◆ WHAT TO PRODUCE ◆
Sort through the data and copy the lines holding the word "Service".
*** Opening GIVEN ENTRIES ***
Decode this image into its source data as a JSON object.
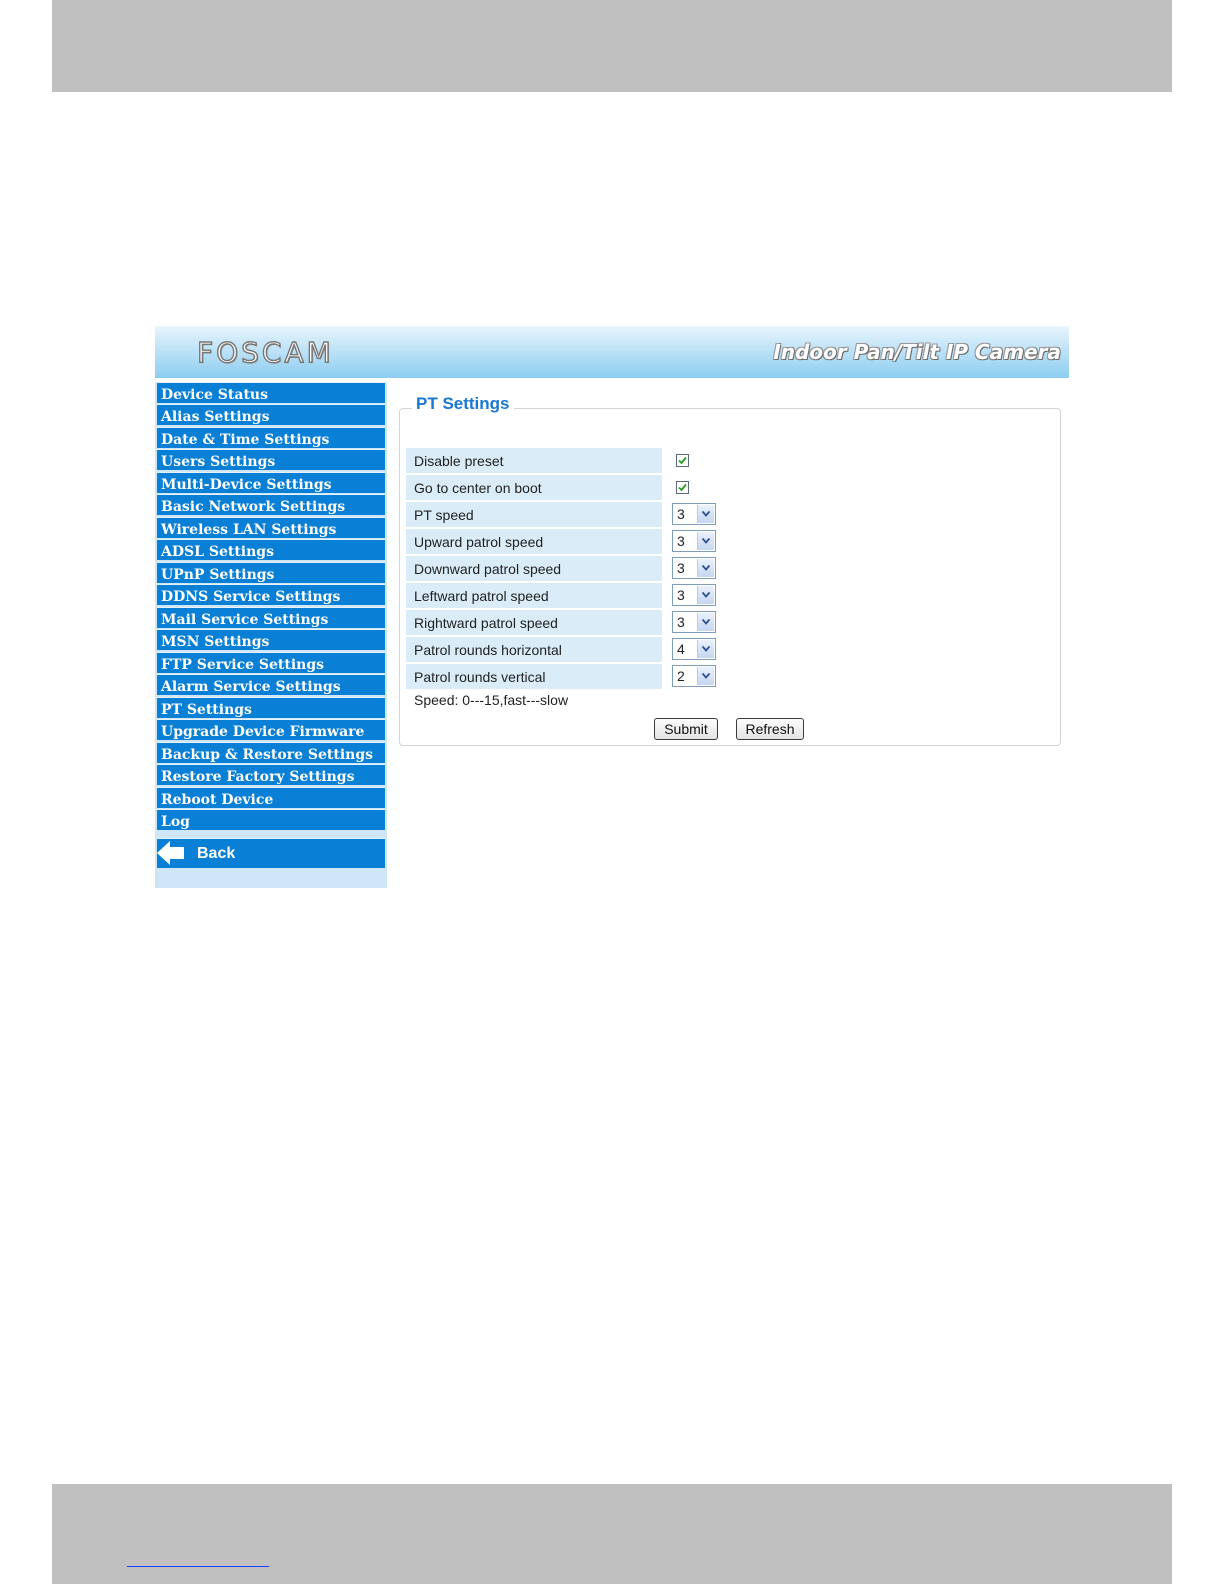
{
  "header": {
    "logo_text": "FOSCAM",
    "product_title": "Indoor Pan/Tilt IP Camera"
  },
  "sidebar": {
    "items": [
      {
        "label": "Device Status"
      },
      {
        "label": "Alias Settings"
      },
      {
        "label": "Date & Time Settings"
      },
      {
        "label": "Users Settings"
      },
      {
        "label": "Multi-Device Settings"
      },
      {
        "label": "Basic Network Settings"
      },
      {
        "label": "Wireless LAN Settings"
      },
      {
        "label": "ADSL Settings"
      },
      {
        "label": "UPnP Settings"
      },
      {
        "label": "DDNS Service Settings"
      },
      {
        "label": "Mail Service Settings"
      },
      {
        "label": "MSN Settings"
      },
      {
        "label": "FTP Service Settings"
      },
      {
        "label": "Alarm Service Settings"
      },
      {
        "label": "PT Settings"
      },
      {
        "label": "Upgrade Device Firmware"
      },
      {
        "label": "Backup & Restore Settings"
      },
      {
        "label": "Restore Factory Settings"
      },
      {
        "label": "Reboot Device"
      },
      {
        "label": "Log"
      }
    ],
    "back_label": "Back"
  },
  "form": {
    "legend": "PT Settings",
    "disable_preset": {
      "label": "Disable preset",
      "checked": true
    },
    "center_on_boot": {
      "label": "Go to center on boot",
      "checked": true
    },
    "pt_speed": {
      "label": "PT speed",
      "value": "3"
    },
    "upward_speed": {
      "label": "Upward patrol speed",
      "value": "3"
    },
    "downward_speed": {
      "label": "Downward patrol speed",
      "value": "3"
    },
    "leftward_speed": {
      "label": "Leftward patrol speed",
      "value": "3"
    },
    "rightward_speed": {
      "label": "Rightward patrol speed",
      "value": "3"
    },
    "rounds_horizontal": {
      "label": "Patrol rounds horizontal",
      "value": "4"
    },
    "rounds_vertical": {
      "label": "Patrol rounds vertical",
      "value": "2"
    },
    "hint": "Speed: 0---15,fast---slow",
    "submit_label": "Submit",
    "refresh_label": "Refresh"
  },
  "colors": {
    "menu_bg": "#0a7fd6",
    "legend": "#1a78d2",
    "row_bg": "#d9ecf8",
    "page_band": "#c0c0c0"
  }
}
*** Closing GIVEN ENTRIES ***
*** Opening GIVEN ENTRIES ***
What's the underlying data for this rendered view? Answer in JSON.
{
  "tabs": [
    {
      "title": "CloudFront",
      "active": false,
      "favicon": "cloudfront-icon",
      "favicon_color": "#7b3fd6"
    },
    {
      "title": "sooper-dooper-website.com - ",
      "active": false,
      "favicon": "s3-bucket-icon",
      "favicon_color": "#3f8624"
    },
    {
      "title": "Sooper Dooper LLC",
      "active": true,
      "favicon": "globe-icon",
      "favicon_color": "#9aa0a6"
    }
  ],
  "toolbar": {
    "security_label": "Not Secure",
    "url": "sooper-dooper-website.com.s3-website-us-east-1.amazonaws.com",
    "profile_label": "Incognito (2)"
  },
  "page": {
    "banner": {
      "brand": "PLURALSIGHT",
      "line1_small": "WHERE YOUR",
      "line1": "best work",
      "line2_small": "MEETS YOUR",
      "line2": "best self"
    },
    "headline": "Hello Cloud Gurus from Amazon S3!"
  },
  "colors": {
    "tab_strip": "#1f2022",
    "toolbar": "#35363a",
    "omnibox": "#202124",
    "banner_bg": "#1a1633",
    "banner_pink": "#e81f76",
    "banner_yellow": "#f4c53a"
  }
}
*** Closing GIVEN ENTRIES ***
◆ OUTPUT BELOW ◆
        "label": "DDNS Service Settings"
        "label": "Mail Service Settings"
        "label": "FTP Service Settings"
        "label": "Alarm Service Settings"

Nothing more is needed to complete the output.